Exercise instructions:
Please write out the data exactly, line by line.

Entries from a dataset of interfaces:
---------------
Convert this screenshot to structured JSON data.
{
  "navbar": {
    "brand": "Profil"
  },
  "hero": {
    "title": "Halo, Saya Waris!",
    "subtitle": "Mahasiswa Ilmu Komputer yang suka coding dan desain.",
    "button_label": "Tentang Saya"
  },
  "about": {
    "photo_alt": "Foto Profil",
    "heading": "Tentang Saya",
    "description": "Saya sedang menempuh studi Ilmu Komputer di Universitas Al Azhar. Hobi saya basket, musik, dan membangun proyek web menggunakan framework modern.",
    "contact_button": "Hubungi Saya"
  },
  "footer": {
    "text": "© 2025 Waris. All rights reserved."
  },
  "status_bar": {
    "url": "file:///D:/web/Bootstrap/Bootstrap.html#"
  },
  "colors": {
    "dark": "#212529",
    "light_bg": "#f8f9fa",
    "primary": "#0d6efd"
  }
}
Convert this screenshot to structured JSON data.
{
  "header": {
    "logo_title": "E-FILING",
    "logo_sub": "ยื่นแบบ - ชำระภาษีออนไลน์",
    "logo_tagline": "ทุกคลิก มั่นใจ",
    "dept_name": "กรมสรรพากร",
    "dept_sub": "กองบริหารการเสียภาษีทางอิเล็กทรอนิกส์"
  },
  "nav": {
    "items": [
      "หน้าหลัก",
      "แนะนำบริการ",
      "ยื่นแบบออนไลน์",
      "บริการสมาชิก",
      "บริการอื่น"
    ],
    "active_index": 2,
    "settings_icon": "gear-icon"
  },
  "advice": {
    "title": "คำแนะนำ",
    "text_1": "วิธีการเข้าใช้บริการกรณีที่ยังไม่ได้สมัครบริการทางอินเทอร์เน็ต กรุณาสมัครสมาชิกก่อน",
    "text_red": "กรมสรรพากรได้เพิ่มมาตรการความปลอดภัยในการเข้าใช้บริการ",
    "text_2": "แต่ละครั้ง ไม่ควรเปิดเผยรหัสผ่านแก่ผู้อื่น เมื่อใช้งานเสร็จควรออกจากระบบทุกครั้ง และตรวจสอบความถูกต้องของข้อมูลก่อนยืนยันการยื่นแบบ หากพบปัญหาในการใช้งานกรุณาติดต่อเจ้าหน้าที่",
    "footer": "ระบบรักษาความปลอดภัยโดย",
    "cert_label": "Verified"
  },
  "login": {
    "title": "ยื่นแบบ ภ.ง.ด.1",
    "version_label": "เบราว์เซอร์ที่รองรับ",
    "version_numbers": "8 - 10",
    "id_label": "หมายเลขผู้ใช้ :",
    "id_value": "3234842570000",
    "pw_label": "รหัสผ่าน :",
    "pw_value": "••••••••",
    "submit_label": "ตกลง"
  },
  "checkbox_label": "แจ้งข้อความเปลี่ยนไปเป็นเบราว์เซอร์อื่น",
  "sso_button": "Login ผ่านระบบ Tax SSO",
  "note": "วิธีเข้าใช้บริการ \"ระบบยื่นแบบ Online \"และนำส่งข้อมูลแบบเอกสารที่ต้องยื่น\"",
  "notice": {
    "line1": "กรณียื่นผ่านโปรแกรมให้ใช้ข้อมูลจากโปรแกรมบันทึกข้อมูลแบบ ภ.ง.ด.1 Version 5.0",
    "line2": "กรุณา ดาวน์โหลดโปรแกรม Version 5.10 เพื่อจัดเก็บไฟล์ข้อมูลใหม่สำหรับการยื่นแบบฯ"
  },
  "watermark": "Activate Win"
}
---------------
Response area:
Convert this screenshot to structured JSON data.
{
  "navbar": {
    "brand": "Profil"
  },
  "hero": {
    "title": "Halo, Saya Waris!",
    "subtitle": "Mahasiswa Ilmu Komputer yang suka coding dan desain.",
    "button_label": "Tentang Saya"
  },
  "about": {
    "photo_alt": "Foto Profil",
    "heading": "Tentang Saya",
    "description": "Saya sedang menempuh studi Ilmu Komputer di Universitas Al Azhar. Hobi saya basket, musik, dan membangun proyek web menggunakan framework modern.",
    "contact_button": "Hubungi Saya"
  },
  "footer": {
    "text": "© 2025 Waris. All rights reserved."
  },
  "status_bar": {
    "url": "file:///D:/web/Bootstrap/Bootstrap.html#"
  },
  "colors": {
    "dark": "#212529",
    "light_bg": "#f8f9fa",
    "primary": "#0d6efd"
  }
}
Convert this screenshot to structured JSON data.
{
  "header": {
    "logo_title": "E-FILING",
    "logo_sub": "ยื่นแบบ - ชำระภาษีออนไลน์",
    "logo_tagline": "ทุกคลิก มั่นใจ",
    "dept_name": "กรมสรรพากร",
    "dept_sub": "กองบริหารการเสียภาษีทางอิเล็กทรอนิกส์"
  },
  "nav": {
    "items": [
      "หน้าหลัก",
      "แนะนำบริการ",
      "ยื่นแบบออนไลน์",
      "บริการสมาชิก",
      "บริการอื่น"
    ],
    "active_index": 2,
    "settings_icon": "gear-icon"
  },
  "advice": {
    "title": "คำแนะนำ",
    "text_1": "วิธีการเข้าใช้บริการกรณีที่ยังไม่ได้สมัครบริการทางอินเทอร์เน็ต กรุณาสมัครสมาชิกก่อน",
    "text_red": "กรมสรรพากรได้เพิ่มมาตรการความปลอดภัยในการเข้าใช้บริการ",
    "text_2": "แต่ละครั้ง ไม่ควรเปิดเผยรหัสผ่านแก่ผู้อื่น เมื่อใช้งานเสร็จควรออกจากระบบทุกครั้ง และตรวจสอบความถูกต้องของข้อมูลก่อนยืนยันการยื่นแบบ หากพบปัญหาในการใช้งานกรุณาติดต่อเจ้าหน้าที่",
    "footer": "ระบบรักษาความปลอดภัยโดย",
    "cert_label": "Verified"
  },
  "login": {
    "title": "ยื่นแบบ ภ.ง.ด.1",
    "version_label": "เบราว์เซอร์ที่รองรับ",
    "version_numbers": "8 - 10",
    "id_label": "หมายเลขผู้ใช้ :",
    "id_value": "3234842570000",
    "pw_label": "รหัสผ่าน :",
    "pw_value": "••••••••",
    "submit_label": "ตกลง"
  },
  "checkbox_label": "แจ้งข้อความเปลี่ยนไปเป็นเบราว์เซอร์อื่น",
  "sso_button": "Login ผ่านระบบ Tax SSO",
  "note": "วิธีเข้าใช้บริการ \"ระบบยื่นแบบ Online \"และนำส่งข้อมูลแบบเอกสารที่ต้องยื่น\"",
  "notice": {
    "line1": "กรณียื่นผ่านโปรแกรมให้ใช้ข้อมูลจากโปรแกรมบันทึกข้อมูลแบบ ภ.ง.ด.1 Version 5.0",
    "line2": "กรุณา ดาวน์โหลดโปรแกรม Version 5.10 เพื่อจัดเก็บไฟล์ข้อมูลใหม่สำหรับการยื่นแบบฯ"
  },
  "watermark": "Activate Win"
}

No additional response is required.